I grew up in a mainstream environment until I transferred to the Illinois School for the Deaf in high school. What I wish I could have told my younger self is to not let what everyone else sees to be what I see in myself. I’ve let far too many opinions bring me down instead of building myself up for success.
But what is success? How can I measure it? I used to measure it by how much I contributed to society. I worked several jobs throughout high school, at once, and did everything I could to advance myself. I was awarded a full scholarship to Gallaudet university, but by working so hard, I neglected my mental health, and allowed negativity to run my life. Which made me work harder and harder to try and make myself too busy to be left alone with all of this negativity that I didn’t realize I had been carrying this entire time because I never slowed down to deal with it.
When I arrived at Gallaudet, I was in a dark place. I barely attended classes, and in some classes, I had teachers who didn’t care beyond my attendance. I was in a negative spiral–and I sunk further into the false belief that all this negativity was true. I felt like the full scholarship I worked so hard to obtain was wasted. My measure of success wasn’t working.
But then someone taught me a new definition of success:
Success can be defined by impact over results.
Have you ever made a friend that you just know you’re going to remember for the rest of your life? Where is that friend now? Does it make you happy or sad?

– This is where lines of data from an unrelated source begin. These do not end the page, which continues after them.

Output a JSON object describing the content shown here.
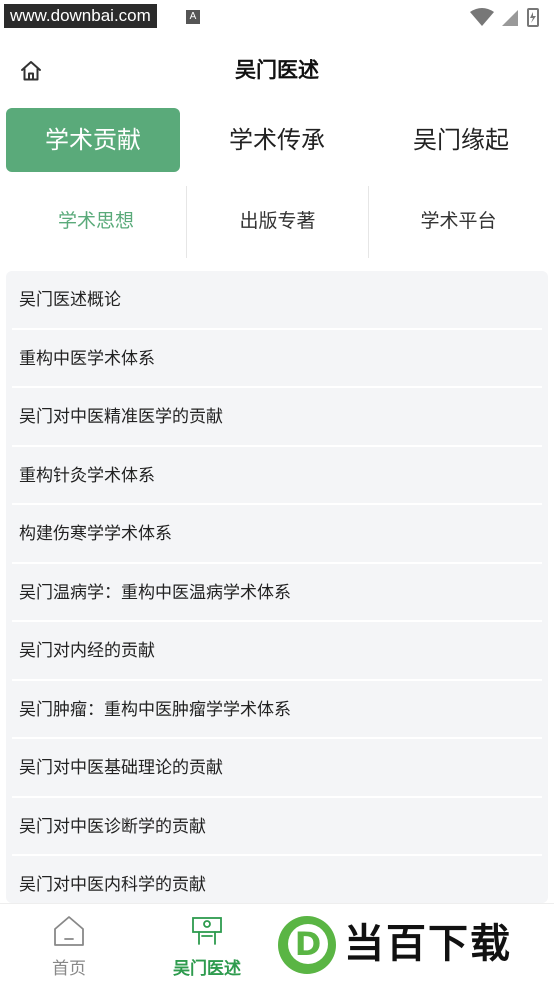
{
  "status_bar": {
    "watermark": "www.downbai.com",
    "notification_icon": "A"
  },
  "header": {
    "title": "吴门医述",
    "home_icon": "home-icon"
  },
  "primary_tabs": [
    {
      "label": "学术贡献",
      "active": true
    },
    {
      "label": "学术传承",
      "active": false
    },
    {
      "label": "吴门缘起",
      "active": false
    }
  ],
  "secondary_tabs": [
    {
      "label": "学术思想",
      "active": true
    },
    {
      "label": "出版专著",
      "active": false
    },
    {
      "label": "学术平台",
      "active": false
    }
  ],
  "list_items": [
    "吴门医述概论",
    "重构中医学术体系",
    "吴门对中医精准医学的贡献",
    "重构针灸学术体系",
    "构建伤寒学学术体系",
    "吴门温病学：重构中医温病学术体系",
    "吴门对内经的贡献",
    "吴门肿瘤：重构中医肿瘤学学术体系",
    "吴门对中医基础理论的贡献",
    "吴门对中医诊断学的贡献",
    "吴门对中医内科学的贡献"
  ],
  "bottom_nav": [
    {
      "label": "首页",
      "active": false
    },
    {
      "label": "吴门医述",
      "active": true
    }
  ],
  "brand_logo": {
    "mark": "D",
    "text": "当百下载"
  },
  "colors": {
    "accent": "#5aaa7a",
    "nav_active": "#2e9b4e",
    "list_bg": "#f4f5f7"
  }
}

What does this feeling inspire you to do? The “successful” impact they have left on you determines your actions and the results.
Have you ever been inspired to change the direction your life was heading? Do you attribute it to any one person? Have you thought about your own impact and the positive changes you may have effected yourself? I found this new definition of success to be inspiring

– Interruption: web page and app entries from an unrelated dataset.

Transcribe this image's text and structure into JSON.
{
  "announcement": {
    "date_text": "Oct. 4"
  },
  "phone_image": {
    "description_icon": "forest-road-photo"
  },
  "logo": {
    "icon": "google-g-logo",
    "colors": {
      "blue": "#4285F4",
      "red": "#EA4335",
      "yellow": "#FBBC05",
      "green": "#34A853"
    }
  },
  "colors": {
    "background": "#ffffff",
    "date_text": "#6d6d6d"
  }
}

So what if, instead of listening to other people tell me who I am, why don’t I tell myself who that is? What if I define my success?

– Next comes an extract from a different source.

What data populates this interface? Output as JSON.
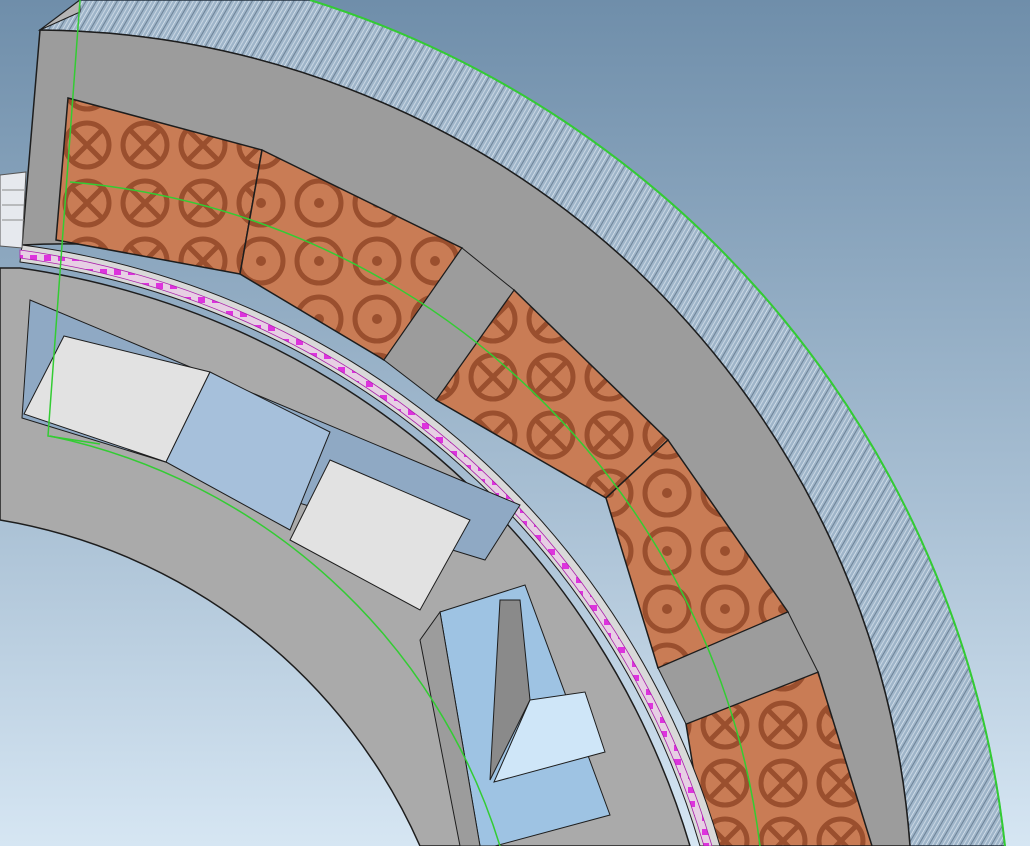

Who I am is someone who wants to make a positive impact on everyone he meets. And I hope I have made a positive impact on you.
I am a proud father of soon-to-be three kiddos. I am happily married to a beautiful nurse. I have found my new measure of success to be a proportionate measure for happiness as well!
Don’t let other people define your success for you. Define it for yourself!